### EXERCISE DIRECTIONS
In the data that follows, how many lines contain the word "label"? Give only that number.

**** EXCERPTED DATA

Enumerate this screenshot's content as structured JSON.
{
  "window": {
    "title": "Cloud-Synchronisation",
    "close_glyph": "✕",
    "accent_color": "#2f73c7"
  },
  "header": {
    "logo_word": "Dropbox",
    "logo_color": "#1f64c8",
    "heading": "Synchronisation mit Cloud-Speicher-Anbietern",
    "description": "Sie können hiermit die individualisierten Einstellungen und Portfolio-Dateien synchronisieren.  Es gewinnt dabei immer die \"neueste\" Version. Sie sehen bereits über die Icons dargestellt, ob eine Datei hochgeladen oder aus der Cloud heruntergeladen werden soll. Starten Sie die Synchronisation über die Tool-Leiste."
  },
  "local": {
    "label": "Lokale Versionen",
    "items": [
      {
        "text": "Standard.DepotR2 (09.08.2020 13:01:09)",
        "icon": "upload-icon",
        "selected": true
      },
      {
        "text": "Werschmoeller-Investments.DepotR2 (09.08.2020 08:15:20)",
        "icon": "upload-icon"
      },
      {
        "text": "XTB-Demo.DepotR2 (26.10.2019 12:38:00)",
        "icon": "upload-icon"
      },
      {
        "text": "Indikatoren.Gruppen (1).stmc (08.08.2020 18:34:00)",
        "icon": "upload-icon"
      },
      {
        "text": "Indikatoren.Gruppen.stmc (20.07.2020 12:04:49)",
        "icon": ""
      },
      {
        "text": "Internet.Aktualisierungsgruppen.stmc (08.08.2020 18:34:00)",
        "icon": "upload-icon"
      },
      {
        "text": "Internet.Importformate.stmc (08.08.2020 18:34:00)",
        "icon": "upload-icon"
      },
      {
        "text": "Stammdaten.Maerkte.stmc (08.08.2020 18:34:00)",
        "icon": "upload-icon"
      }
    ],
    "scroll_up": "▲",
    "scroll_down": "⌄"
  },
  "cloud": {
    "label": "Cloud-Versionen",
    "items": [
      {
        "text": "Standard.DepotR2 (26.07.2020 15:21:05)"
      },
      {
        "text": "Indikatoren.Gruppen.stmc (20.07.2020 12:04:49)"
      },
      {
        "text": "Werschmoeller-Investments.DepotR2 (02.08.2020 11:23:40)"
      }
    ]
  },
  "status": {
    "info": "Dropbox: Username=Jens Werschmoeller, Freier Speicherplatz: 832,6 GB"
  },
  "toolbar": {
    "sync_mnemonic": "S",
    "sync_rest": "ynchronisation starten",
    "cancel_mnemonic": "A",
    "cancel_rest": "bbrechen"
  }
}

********

### ANSWER TO THIS PROBLEM
2